After polluter contributions, McAuliffe and Northam must stand strong against pipelines

In the lead up to the 2017 Virginia primary, then Democratic gubernatorial candidate (now the Democratic Party nominee) and current Virginia Lieutenant Governor Ralph Northam announced a “comprehensive campaign finance reform package.” In the press release distributed by his campaign, Northam states, “Virginia’s campaign finance system is a boondoggle that alienates its citizens and makes them lose faith in government.”

Virginia’s Lt. Gov. Ralph Northam pictured with Gov. Terry McAuliffe

The quote surely rings true for Virginians where Dominion Energy, the fossil fuel-powered utility, is the state’s largest corporate donor to political campaigns. Amongst the two establishment gubernatorial nominees, fossil fuel contributions have so far totalled $477,378 (20016–17) with $100,203 going to Northam and a whopping $377,175 going to Republican nominee Ed Gillespie.

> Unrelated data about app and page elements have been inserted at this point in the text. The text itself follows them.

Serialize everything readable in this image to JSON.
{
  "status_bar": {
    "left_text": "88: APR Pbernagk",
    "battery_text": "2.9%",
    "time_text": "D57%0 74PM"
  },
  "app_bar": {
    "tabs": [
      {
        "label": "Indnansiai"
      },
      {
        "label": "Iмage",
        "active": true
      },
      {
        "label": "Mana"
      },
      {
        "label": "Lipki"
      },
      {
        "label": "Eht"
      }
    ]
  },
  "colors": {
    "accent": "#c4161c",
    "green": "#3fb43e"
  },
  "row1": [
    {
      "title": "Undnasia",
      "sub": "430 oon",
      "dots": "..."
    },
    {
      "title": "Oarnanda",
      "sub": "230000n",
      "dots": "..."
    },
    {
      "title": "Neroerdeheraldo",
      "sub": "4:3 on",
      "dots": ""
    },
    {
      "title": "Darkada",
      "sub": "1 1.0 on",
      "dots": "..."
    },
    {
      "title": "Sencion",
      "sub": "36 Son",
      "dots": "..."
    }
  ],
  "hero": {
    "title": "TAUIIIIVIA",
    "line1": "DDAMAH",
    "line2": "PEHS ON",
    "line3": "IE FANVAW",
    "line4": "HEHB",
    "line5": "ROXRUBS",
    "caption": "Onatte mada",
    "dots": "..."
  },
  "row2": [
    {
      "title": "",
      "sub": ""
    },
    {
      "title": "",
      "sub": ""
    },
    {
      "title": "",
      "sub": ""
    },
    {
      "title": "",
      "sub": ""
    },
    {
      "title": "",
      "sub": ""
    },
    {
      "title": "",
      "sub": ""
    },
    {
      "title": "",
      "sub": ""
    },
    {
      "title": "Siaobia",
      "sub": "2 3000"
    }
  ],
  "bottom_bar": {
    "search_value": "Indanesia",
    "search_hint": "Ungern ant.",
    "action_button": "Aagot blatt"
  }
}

As fossil fuel money pours into Virginia’s elections, two companies in particular — Dominion Energy and Pennsylvania-based EQT Midstream — are banking on key pipeline permits to flow out of Virginia’s executive branch to greenlight their respective Atlantic Coast and Mountain Valley gas pipeline projects. These permits are currently under review by the McAuliffe-Northam administration, and could be decided by the current governor or his successor.

While Dominion’s contributions have been par-for-the-course in Virginia politics (though an increasing number of candidates are bucking this trend) a concerning and so far unreported fact is that out-of-state company EQT, the company behind the 303-mile Mountain Valley Pipeline, is also trying to curry favor. So far, EQT has made two donations to Northam’s campaign, totalling $20,000. Both $10,000 contributions were made this year: the first on March 6 and the second on June 13, Primary Election Day.

Undoubtedly, EQT is hoping that, if elected governor, Northam would not wield his authority under Section 401 of the Clean Water Act to cancel the proposed project. Meanwhile, EQT (and the fossil fuel industry) already knows it has an ally in Gillespie who supports both the proposed Mountain Valley and Atlantic Coast pipelines despite strong concerns about property rights violations and environmental degradation from those in its path.

To restore “faith in government,” it’s time for the current McAuliffe-Northam administration to draw a bright line against polluter influence and fully utilize its authority to review and reject water quality permits for both massive pipeline projects, as state leaders in New York and New Jersey have done.

The proposed Mountain Valley Pipeline will cross hundreds of waterways.

Thus far, the McAuliffe administration has waffled in its willingness to fully exercise its permit authority under the Clean Water Act, sparking a growing controversy and concern that corporate influence is corrupting the process. In early April, the Virginia Department of Environmental Quality (DEQ) released a statement saying it would conduct project-specific 401 permit reviews for each pipeline, including a review of individual stream and wetlands crossings. However, just seven weeks later, the agency suddenly backtracked, calling that previous statement a “miscommunication.” Instead, DEQ said it will defer to a blanket “Nationwide Permit 12” issued by the Army Corps of Engineers, which would approve hundreds of stream crossings at once without any site-specific review. DEQ claims it will still examine “other” issues beyond the waterway crossings. Water advocates say this would amount to an evasion of the state’s legal duties and a coalition of 80 Virginia groups are calling on the Governor to direct the DEQ to go back and do it properly.

Meanwhile, Lt. Gov. Northam says he supports 401 permit reviews, writing “I recommend that DEQ strongly consider utilizing individual permits” in a letter circulated by his campaign. Additionally, at a May debate in Roanoke, Northam stated he did “what I could as lieutenant governor through the executive branch to make sure that we changed from blanket permitting to a site-specific permitting, which they followed my lead on.” It seems the DEQ is not listening.

In the face of EQT money, it’s encouraging to see Northam call for the necessary environmental reviews of the Mountain Valley Pipeline. However, if Virginians are to gain faith in their elected officials in a political environment so heavily dominated by fossil fuel interests, it’s incumbent upon both Gov. McAuliffe and his potential successor, Lt. Gov. Northam, to take action now to ensure the reviews happen. Anything else will call into question polluter influence, exacerbating the mistrust many Virginians have in both the pipeline review and electoral process.

If elected governor, let’s hope Northam continues his “commonsense [campaign finance] reforms.” If so, he certainly will be closer to taking “a huge step forward in regaining the people’s trust.”